Discussions on resilience mirrored the risks facing the sector. Key aspects of resilient housing organisations were a focus on (and frequent review of) strategic goals and purpose, displaying organisational flexibility and responsiveness, a focus on customer and market intelligence, having appropriate good governance and seeking to embed the culture of a learning, reflective organisation.
The interesting factor was the diversity of approaches which different organisations took to achieving resilience. Different types of providers, variable risks and the demands of specific stakeholders made it a difficult task to arrive at concrete conclusions about what a risk-aware, resilient housing organisation looks like.
The report instead focused on a number of key reflections that stressed the critical role of context and path dependency.
The research subjects expressed different visions of the role of the modern Scottish social housing provider. In some cases they emphasised the importance of taking a holistic approach to their customers. Others, however, argued that “we blur the role at our peril” and social providers should largely focus on core landlord functions.
This led the report authors to pose a question begged throughout the study in the 21st century in Scotland: who is social housing for and what is the strategic purpose?
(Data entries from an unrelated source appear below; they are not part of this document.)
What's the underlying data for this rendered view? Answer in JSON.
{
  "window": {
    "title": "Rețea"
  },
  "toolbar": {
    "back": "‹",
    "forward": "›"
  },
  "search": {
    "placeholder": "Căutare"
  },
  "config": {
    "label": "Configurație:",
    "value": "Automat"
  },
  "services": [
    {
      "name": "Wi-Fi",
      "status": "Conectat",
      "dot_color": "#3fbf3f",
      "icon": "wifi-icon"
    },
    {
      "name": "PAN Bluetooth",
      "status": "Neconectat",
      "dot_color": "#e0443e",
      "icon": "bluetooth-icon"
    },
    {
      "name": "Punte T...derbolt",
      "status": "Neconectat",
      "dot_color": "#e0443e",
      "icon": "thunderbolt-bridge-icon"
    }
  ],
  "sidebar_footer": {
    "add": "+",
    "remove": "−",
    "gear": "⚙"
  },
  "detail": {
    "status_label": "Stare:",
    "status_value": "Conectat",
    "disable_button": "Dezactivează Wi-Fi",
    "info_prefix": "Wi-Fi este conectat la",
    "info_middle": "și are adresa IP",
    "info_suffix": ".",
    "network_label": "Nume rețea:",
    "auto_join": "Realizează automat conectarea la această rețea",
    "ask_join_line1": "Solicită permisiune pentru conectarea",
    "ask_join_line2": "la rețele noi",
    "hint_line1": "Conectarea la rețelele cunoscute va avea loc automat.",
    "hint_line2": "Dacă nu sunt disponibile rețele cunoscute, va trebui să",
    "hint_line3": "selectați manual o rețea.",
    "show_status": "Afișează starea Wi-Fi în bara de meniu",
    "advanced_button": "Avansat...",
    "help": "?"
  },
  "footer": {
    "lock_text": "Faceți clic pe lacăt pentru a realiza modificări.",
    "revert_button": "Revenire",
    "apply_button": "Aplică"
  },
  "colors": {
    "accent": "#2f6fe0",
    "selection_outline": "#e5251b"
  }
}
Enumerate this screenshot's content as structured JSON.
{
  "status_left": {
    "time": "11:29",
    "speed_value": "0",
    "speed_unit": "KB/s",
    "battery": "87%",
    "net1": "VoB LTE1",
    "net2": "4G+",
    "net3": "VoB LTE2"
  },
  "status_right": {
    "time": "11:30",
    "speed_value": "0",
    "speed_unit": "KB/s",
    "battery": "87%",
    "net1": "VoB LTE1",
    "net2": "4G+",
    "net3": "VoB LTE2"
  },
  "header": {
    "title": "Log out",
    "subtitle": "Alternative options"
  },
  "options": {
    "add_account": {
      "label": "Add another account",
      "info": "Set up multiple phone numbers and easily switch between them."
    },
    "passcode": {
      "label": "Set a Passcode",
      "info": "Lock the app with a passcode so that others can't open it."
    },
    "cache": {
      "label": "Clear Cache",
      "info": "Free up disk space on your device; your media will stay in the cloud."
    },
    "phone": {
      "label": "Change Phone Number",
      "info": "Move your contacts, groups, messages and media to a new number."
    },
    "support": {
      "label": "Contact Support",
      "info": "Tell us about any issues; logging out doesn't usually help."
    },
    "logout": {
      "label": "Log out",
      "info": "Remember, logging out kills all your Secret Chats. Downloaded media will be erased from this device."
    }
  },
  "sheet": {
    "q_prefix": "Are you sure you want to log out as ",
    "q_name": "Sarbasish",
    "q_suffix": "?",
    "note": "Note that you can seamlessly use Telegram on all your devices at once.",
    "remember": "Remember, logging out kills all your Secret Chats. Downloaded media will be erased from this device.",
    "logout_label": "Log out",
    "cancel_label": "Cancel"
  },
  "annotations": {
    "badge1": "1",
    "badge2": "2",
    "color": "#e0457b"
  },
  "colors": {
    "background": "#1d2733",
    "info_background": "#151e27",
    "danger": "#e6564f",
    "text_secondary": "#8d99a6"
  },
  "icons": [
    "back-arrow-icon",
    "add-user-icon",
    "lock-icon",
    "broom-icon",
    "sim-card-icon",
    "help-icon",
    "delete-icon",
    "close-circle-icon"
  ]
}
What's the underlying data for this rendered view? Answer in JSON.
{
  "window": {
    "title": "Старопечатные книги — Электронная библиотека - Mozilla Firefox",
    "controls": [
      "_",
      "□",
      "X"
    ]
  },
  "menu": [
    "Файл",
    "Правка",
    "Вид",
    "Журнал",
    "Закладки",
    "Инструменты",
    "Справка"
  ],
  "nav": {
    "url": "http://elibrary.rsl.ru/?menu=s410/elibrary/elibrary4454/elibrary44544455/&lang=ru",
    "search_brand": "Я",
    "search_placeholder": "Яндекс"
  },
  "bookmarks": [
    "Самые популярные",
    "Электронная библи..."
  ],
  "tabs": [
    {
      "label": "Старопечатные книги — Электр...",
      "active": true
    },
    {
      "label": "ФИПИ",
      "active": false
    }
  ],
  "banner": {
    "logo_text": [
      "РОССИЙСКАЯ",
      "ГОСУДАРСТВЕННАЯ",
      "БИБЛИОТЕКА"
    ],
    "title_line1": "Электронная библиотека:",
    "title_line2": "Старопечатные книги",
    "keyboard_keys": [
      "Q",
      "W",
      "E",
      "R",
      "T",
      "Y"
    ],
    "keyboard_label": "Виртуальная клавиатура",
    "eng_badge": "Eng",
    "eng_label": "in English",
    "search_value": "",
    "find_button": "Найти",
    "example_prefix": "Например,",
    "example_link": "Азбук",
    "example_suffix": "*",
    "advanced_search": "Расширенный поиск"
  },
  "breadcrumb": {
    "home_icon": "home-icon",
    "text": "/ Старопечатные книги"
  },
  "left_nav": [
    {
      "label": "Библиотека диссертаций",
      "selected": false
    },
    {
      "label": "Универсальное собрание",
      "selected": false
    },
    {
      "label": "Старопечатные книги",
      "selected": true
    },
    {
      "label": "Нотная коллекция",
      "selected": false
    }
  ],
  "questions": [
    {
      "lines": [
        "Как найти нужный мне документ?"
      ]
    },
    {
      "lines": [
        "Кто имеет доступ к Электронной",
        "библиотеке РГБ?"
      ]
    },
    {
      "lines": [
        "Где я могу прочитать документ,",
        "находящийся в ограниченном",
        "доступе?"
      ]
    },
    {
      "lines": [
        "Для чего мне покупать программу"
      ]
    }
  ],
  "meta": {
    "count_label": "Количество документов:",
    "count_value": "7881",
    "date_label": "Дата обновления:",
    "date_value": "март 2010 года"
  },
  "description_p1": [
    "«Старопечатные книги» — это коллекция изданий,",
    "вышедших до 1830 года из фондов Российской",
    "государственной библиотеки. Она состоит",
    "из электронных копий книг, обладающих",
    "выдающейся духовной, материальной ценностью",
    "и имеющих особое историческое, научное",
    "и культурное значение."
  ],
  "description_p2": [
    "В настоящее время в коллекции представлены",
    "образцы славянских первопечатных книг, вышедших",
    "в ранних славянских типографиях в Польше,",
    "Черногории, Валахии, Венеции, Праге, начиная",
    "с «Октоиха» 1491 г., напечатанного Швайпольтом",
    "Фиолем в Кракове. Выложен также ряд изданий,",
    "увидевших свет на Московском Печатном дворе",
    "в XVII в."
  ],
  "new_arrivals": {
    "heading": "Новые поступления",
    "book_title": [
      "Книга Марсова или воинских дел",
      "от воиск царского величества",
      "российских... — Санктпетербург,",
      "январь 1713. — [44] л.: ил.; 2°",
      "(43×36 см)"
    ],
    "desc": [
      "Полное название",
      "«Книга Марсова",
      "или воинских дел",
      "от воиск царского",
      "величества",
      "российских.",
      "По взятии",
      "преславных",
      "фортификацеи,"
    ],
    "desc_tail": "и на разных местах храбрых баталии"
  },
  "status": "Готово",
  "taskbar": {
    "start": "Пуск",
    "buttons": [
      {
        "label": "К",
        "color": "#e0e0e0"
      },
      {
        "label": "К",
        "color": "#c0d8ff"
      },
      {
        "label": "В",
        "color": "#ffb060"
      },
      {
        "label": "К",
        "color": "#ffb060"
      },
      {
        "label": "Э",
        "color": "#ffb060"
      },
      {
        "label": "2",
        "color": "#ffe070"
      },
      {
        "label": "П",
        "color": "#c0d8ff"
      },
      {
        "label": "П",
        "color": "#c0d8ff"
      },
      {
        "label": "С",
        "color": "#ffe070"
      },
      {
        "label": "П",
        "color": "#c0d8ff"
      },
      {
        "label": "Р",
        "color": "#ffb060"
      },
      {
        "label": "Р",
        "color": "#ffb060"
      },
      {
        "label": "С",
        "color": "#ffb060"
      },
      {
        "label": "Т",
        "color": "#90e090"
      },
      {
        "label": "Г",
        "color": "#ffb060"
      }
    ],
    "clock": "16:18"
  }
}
• Tony McLaughlin works as a Research and Development Officer at Wheatley Group and specialises in housing policy, strategy and business. A full report, Reform, Resilience and Risk: Social Housing in Scotland, by Kenneth Gibb, Des McNulty and Tony McLaughlin, along with an executive summary, are available from Policy Scotland at the University of Glasgow, see www.policyscotland.gla.ac.uk, www.wheatley-group.com